New research on child poverty in Germany claims public services do not reach far enough. It says the government's response to the issue has not focused on the needs of the youngest part of society.
Child poverty is more widespread in Germany than previously thought, according to a new study by the Bertelsmann Foundation. The data released on Sunday shows that public assistance often does not meet the needs of children growing up under and near the poverty threshold.
One out of every five children under the age of fifteen is at risk of poverty, which translates to roughly 2.1 million boys and girls whose families have less the sixty percent of the average national income available to them.
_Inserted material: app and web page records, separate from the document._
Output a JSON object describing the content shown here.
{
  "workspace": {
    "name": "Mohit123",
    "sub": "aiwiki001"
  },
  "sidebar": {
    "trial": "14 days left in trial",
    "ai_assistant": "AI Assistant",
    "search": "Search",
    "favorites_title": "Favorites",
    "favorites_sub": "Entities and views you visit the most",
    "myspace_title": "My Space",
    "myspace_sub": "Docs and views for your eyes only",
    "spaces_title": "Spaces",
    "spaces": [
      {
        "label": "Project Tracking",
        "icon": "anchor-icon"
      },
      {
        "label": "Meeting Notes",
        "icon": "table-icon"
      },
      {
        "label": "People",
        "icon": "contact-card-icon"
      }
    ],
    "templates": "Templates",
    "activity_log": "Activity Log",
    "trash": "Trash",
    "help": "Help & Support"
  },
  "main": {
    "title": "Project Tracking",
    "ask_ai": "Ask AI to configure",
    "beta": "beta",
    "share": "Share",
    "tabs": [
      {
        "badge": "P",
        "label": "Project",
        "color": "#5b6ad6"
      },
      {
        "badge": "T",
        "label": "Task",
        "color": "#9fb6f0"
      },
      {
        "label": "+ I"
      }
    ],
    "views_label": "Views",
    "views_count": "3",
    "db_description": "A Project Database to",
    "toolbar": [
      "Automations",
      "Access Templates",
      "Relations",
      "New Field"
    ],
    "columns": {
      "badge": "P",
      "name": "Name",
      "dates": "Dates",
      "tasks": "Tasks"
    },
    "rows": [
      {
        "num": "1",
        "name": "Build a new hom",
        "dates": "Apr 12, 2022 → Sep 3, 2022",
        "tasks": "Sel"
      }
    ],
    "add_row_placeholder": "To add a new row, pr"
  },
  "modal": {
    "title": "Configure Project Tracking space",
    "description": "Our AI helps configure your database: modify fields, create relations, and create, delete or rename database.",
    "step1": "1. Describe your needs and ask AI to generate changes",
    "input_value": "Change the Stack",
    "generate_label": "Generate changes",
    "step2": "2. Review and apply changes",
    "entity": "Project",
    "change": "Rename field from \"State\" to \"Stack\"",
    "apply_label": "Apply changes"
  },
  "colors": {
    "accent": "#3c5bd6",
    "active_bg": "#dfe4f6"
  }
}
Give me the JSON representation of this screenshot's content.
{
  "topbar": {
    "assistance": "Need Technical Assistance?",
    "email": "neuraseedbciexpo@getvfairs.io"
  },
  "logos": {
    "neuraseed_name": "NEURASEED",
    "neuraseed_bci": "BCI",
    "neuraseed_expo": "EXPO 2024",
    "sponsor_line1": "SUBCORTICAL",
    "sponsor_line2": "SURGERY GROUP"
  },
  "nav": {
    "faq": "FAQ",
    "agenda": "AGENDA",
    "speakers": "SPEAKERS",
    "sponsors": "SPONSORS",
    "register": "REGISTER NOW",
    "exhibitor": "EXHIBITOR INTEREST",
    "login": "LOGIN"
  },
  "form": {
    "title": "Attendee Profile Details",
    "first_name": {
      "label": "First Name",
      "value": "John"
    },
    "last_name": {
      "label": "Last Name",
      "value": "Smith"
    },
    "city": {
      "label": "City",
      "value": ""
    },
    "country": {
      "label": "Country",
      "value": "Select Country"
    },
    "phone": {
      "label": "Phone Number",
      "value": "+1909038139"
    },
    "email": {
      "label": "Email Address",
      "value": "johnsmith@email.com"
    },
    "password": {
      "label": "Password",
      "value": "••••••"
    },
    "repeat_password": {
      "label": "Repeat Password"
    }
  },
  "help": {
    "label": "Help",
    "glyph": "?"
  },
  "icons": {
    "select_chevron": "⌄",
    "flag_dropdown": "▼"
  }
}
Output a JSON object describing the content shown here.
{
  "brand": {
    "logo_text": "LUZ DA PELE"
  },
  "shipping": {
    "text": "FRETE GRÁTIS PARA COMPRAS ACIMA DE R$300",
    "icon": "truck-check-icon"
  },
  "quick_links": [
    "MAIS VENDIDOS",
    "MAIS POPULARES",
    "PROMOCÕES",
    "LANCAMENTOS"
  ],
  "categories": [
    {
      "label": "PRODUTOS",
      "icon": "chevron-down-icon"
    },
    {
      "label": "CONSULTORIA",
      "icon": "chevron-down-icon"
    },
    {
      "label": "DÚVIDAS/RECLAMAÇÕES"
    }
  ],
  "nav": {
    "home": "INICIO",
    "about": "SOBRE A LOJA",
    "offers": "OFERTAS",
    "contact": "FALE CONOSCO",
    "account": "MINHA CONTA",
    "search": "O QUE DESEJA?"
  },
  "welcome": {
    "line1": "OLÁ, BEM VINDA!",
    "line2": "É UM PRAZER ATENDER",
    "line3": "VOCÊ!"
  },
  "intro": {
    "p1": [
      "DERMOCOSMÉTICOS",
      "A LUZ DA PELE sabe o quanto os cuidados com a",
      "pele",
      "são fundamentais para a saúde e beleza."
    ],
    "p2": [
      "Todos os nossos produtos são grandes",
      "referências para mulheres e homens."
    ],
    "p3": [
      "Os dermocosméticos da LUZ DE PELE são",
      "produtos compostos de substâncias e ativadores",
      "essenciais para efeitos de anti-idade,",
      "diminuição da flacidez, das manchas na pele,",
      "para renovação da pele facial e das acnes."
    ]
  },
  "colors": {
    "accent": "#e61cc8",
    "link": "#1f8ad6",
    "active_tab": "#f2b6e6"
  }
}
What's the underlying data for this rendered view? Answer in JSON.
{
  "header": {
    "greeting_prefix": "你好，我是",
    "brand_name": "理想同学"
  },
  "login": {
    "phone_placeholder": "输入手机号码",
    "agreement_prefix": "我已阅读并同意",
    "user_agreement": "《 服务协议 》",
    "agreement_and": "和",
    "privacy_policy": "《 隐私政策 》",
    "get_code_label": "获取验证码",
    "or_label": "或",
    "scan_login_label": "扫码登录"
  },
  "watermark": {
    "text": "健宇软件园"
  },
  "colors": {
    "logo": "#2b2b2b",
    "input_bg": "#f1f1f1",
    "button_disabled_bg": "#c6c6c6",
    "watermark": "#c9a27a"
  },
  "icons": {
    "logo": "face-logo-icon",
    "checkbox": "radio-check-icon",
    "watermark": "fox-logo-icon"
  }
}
A further 480,000 children are living just above this swell at the poverty line.
The study, carried out by the Institute for Labor Market and Professional Research (IAB) for Bertelsmann, found that government programs are not doing enough to alleviate "lack of material supplies and social participation" that give children an equal start in life.
Around ten percent of the children living in poverty do not have proper clothing for the German winters.
Children missing out
The study also found that large percentages of these children cannot take part in the normal childhood activities of their more well-off peers, such as going on vacations or seeing a movie or concert.
"Government support for poor families is not oriented towards the needs of the children, often not even taking them into consideration," according to the study.
Franziska Bratner, the parliamentary speaker on family policy for the Green party, said that "for years" the administration of Chancellor Angela Merkel and her predecessors allowed child poverty to rise without addressing the issues, and were therefore responsible for the long-lasting effects of not allowing part of a generation the right to full participation in society.
es/jr (dpa, KNA)